When two oil company executives are found dead, insurance company investigator Hugh "Bulldog" Drummond (Richard Johnson) is brought onto the case. Soon, Drummond and his young mod nephew, Robert (Steve Carlson), are circling the globe on the trail of a pair of gorgeous assassins, Irma (Elke Sommer) and Penelope (Sylva Koscina), who dispatch important businessmen after ensnaring them with their feminine wiles. The film updates a popular 1920s British mystery series for the swinging 60s.
Deadlier Than the Male is a 1967 British crime and mystery film featuring the character of Bulldog Drummond. It is one of the many take-offs of James Bond produced during the 1960s, but is based on an established detective fiction hero.
Richard Johnson (director Terence Youngs original preference to play James Bond) stars as Bulldog Drummond, updated to a suave Korean War veteran, now an insurance investigator, trailing a pair of sexy assassins (Elke Sommer and Sylva Koscina) who kill for sport and profit. Drummonds American nephew, Robert Drummond (Steve Carlson, then a Universal Pictures contract star), becomes involved in the intrigue when he comes to visit.
The film was followed by a sequel, Some Girls Do, in 1969. The Song featured in the Film`s opening credit sequence was performed by the Walker Brothers.
British agent Bulldog Drummond is assigned to stop a master criminal who uses beautiful women to do his killings.
Elke sommer s deadlier than the male
Deadlier Than the Male
When a top oil executive dies mysteriously aboard his private jet, the companys board suspects foul play and hires Hugh "Bulldog" Drummond to investigate. Attempts on his own life lead him to believe two lovely females are "hit men" for an international crime syndicate.
Drummond pursues them from London to the Mediterranean, but finds himself trapped in a deadly game of cat and mouse with a diabolical mastermind. It is revealed that Carl Petersen (Nigel Green), thought to have been a victim of assassination himself, is the evil genius behind the assassinations. Using two female assassins, Irma (Elke Sommer) and Penelope (Sylva Koscina), Petersen kills anyone who comes too close to revealing his true identity or who threatens his profit margin. He captures and imprisons Drummond.

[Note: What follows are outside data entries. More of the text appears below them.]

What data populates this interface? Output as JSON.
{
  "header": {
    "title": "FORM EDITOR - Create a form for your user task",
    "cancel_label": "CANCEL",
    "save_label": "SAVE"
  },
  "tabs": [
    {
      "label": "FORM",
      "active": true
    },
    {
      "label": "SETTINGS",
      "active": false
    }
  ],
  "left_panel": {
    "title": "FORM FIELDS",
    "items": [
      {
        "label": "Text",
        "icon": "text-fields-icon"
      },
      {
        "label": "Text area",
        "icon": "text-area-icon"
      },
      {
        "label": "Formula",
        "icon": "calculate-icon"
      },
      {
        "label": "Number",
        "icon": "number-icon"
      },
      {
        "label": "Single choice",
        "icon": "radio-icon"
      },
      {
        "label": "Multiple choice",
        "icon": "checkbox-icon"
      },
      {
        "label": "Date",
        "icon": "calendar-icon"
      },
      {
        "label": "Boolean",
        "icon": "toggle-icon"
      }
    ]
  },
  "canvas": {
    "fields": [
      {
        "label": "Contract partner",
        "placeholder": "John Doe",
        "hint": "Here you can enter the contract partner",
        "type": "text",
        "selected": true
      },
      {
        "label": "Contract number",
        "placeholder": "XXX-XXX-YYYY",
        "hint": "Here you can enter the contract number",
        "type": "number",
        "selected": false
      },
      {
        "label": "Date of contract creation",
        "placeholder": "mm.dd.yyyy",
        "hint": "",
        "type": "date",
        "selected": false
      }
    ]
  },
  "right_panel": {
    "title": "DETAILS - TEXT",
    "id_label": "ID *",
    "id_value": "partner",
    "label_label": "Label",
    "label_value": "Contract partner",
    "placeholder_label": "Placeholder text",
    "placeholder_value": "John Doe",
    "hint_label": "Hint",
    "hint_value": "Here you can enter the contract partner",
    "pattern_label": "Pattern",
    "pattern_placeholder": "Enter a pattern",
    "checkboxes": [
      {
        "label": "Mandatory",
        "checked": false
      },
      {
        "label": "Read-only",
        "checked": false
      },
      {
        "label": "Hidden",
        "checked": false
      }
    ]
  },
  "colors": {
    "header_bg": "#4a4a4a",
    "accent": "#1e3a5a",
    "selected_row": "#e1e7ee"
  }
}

The finale involves Petersens attempt to kill King Fedra, who refuses to sell his oil fields. Grace, Petersens disillusioned mistress, is overheard confiding her dissatisfaction to Drummond. Petersen repays her by secreting a plastic explosive onto her and sending her to the Kings yacht. While playing chess against Petersen with giant motorized pieces, Drummond attempts to escape from Petersens castle. He kills Petersens bodyguard Chang (Milton Reid) and presumably kills Petersen himself by dropping him into a pit.
Drummond boards the Kings yacht to search Grace for the explosive. He strips her naked during the search; one of Fedras guards is distracted by her nudity, allowing Irma and Penelope to escape. Irma reveals that the bomb was in Graces hairclip. Penelope is aghast; having envied Graces chignon, she stole the hairclip and is wearing it during their escape. The two assassins are killed instantly when the hairclip explodes, destroying their motorboat.
It was publicity announced in December 1964 but it wasnt filmed until 1966. In an interview, Ralph Thomas stated that the film was intended as a pilot for a television series. It was filmed in three months with Thomas admitting he did it for "greed".
The producers battled the British Board of Film Censors who strongly objected to the films use of women assassins, torture and promiscuity, earning the film an X rating.